Many firms attempted to make synthetic leather after the 1950s until the twentieth century when people realized the negative and destructive impact of synthetic leather. As public awareness grew, numerous firms began to experiment with non-biodegradable and environmentally friendly alternatives to leatherette. Many firms have developed vegan leather with their expert development team, but they are yet to make a substantial impact in the industry.
MODERN-DAY LEATHER INDUSTRY
Leather is now widely employed in a variety of sectors. Tanning can be done in a variety of ways, such as vegetable, chrome, aldehyde, brain, and alum tanning. It comes in a variety of grades and hues and is utilized in almost every aspect of life. From natural to artificial leather- there’s an equal demand for both varieties in the modern-day world.
Almost everyone has a leather item they use as a part of their everyday life, whether it's a purse, keyring, wallet, apron, hat, and a lot other things. It's fascinating to realize how far leather has progressed over eons. It's also interesting to note how familiar some of the manufacturing processes and applications are, even after so many years. Leather is indeed a classic material.

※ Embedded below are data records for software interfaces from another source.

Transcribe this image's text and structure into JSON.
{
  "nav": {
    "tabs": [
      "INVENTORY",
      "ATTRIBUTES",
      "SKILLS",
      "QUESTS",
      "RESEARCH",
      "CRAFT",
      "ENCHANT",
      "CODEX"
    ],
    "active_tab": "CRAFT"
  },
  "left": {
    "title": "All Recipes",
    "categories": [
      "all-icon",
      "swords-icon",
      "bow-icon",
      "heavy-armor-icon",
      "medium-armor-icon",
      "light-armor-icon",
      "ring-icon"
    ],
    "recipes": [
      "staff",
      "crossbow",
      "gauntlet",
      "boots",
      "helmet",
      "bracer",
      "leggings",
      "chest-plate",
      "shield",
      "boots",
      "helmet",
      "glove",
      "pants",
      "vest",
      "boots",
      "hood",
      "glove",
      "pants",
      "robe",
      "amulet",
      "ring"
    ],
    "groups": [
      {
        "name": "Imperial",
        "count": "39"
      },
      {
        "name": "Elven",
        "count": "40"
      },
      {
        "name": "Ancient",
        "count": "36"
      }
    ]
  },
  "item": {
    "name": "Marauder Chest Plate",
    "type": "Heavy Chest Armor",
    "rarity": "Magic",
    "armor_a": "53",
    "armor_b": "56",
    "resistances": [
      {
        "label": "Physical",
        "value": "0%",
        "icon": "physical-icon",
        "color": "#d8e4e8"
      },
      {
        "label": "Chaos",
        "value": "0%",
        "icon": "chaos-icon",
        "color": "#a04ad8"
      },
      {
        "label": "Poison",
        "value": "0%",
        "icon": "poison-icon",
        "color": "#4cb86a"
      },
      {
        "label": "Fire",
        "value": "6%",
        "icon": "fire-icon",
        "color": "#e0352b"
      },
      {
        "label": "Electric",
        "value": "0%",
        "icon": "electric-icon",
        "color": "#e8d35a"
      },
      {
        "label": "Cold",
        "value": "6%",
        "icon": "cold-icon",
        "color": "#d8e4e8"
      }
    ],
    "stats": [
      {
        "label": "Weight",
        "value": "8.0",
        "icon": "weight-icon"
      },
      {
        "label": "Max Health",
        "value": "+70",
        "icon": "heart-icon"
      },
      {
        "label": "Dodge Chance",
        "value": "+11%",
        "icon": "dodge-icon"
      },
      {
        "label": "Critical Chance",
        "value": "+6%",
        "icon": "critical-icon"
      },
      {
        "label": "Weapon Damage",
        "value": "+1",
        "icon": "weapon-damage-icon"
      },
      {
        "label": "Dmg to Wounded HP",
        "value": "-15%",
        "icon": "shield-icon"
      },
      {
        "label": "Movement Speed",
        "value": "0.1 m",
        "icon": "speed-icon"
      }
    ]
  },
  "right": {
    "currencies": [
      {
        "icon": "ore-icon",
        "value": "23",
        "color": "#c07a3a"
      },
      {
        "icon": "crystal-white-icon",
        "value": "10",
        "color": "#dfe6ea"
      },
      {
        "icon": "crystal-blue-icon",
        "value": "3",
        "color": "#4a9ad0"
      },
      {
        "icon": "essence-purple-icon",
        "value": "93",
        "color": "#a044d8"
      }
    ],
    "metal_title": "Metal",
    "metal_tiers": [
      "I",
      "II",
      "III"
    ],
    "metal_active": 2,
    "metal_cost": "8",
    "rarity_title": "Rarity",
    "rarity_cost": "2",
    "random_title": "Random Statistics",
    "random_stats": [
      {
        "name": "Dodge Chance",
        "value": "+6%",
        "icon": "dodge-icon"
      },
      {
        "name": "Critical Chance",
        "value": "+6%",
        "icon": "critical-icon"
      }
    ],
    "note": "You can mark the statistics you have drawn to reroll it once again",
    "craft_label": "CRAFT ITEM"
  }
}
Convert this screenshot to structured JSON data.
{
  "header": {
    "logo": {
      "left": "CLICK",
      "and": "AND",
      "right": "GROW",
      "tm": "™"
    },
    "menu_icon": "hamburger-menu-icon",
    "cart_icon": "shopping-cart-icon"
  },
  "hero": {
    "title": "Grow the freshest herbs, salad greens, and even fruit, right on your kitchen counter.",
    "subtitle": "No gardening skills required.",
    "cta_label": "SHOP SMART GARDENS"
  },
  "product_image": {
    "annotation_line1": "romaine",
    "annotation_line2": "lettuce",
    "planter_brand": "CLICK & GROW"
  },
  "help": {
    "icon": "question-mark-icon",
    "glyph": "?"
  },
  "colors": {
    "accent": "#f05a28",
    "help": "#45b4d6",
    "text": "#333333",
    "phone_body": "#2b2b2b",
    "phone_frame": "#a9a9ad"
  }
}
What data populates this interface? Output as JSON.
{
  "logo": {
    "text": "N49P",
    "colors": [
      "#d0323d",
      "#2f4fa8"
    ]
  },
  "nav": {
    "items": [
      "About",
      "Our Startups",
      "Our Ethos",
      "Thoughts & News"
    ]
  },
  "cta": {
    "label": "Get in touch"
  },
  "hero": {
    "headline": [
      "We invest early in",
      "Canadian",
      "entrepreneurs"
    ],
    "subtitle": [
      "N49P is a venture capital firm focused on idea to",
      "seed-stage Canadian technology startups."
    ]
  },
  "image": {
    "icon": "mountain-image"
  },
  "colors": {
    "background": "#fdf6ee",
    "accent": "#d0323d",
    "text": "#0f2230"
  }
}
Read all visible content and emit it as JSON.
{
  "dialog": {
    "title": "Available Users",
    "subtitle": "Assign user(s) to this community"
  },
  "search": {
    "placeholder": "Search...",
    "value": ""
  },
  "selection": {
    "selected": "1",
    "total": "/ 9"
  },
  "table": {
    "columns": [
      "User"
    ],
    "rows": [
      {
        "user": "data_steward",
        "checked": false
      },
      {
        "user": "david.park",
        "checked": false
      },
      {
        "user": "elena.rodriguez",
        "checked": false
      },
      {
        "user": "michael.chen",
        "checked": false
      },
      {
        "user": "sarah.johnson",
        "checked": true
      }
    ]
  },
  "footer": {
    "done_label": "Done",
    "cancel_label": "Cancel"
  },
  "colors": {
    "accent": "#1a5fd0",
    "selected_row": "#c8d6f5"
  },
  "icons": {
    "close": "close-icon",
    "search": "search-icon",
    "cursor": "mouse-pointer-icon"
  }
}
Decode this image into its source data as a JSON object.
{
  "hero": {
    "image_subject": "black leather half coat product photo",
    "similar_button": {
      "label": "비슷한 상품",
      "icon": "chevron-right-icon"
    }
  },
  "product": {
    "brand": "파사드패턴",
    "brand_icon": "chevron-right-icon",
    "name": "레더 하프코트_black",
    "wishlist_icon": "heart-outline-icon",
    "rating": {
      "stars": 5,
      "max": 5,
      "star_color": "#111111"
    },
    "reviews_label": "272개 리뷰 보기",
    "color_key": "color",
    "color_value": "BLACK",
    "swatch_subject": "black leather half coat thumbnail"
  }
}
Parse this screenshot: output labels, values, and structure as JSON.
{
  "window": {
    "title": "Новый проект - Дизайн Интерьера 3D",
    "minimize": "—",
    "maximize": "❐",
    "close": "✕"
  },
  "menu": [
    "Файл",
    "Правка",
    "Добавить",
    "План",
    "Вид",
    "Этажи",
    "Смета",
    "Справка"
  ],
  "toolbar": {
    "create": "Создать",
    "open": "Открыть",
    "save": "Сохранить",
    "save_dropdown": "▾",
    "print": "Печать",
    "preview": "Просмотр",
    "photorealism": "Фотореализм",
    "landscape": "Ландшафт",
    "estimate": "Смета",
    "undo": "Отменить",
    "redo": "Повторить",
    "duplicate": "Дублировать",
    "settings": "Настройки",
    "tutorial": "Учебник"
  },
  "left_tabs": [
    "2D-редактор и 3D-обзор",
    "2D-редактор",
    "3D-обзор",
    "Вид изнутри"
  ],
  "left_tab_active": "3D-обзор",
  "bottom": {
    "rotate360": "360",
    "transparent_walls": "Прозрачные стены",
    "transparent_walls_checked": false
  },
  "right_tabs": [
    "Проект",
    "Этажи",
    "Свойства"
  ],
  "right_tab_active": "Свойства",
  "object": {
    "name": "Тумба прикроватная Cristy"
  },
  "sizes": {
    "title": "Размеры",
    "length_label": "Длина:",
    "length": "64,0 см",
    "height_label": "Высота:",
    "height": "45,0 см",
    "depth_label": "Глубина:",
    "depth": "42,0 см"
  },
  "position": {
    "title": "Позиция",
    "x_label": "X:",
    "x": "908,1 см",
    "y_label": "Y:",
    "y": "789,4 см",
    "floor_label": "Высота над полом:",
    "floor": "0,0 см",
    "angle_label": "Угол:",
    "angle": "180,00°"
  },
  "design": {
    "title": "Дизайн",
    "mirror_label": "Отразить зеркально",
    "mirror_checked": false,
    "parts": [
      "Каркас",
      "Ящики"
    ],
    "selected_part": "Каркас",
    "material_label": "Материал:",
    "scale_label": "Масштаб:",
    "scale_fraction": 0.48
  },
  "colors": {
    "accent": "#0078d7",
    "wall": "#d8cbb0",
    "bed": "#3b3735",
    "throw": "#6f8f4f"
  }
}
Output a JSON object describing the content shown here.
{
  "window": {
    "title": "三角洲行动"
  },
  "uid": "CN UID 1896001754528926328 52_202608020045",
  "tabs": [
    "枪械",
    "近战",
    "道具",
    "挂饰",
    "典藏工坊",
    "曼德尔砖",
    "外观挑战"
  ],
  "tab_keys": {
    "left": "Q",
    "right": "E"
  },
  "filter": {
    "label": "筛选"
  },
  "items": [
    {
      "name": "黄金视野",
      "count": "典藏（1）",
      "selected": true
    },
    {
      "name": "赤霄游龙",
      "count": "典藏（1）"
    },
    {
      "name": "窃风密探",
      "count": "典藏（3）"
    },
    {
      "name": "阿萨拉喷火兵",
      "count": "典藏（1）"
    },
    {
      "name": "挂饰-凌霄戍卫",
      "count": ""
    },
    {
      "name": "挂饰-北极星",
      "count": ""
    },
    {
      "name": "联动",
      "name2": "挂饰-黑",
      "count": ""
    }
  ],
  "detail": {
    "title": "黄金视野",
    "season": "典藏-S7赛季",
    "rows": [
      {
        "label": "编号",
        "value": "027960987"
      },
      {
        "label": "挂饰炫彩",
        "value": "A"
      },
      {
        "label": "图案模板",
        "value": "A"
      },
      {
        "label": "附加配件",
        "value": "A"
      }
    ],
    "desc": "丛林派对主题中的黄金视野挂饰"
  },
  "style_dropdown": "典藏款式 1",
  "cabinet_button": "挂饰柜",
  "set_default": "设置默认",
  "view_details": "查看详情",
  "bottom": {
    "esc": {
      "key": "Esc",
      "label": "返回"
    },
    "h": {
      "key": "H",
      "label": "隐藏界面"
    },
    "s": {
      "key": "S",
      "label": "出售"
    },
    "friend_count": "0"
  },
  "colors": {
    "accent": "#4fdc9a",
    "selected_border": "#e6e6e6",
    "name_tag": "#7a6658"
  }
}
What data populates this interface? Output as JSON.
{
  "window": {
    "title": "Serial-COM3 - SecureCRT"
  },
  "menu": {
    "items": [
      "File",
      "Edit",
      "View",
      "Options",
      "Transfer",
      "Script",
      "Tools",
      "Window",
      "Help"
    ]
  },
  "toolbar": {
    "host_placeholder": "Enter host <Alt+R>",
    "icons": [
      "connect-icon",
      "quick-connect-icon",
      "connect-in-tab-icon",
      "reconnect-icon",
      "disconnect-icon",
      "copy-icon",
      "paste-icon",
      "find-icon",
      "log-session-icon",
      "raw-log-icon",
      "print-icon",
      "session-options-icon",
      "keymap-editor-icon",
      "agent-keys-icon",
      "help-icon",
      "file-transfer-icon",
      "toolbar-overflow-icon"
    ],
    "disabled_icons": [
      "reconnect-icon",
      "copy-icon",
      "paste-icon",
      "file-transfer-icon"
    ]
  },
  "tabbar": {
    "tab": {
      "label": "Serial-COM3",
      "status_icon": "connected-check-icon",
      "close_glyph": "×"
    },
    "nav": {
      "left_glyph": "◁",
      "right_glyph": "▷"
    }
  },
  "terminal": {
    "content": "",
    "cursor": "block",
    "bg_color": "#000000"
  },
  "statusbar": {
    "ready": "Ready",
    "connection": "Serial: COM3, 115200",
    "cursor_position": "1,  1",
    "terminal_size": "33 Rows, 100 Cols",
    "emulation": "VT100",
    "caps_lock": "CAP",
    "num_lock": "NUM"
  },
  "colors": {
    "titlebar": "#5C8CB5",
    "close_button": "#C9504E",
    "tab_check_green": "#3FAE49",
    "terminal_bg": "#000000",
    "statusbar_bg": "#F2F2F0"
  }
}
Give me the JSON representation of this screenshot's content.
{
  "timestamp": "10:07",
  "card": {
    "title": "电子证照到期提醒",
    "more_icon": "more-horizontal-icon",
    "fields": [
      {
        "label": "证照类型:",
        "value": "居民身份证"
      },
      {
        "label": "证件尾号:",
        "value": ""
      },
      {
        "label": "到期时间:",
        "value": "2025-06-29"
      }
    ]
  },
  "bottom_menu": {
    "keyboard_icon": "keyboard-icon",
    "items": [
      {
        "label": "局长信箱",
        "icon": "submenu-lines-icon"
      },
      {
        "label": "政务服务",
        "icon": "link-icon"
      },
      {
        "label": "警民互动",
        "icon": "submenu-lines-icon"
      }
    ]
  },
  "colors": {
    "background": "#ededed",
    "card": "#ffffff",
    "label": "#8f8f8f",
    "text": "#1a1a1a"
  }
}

Craftsmanship, quality, and heritage are of utmost importance in the field of leather making. Thus, the modern leather clothing and accessories industry is always taking inspiration from older times. From tough leather boots reminiscent of Western cowboys to the vintage aviation look that exemplifies the WWII era, modern fashion designers continue to draw on the past for inspiration when crafting leather goods as per recent trends.
Historical trends will always be a reminiscence of the origins of the craft and create an impact on the recent styles to date. Leather designers, on the other hand, are constantly looking for fresh and imaginative methods to highlight this iconic material and its versatility. Exotic rawhides like crocodile, snakeskin, and ostrich, as well as distinctive leather finishes like patent and suede, have become increasingly popular on runways and on the covers of high-fashion luxury magazines. While it is a real task to forecast future fashions or trends, it is fair to assume that leather will always have a role in modern culture, whether for aesthetic or usefulness.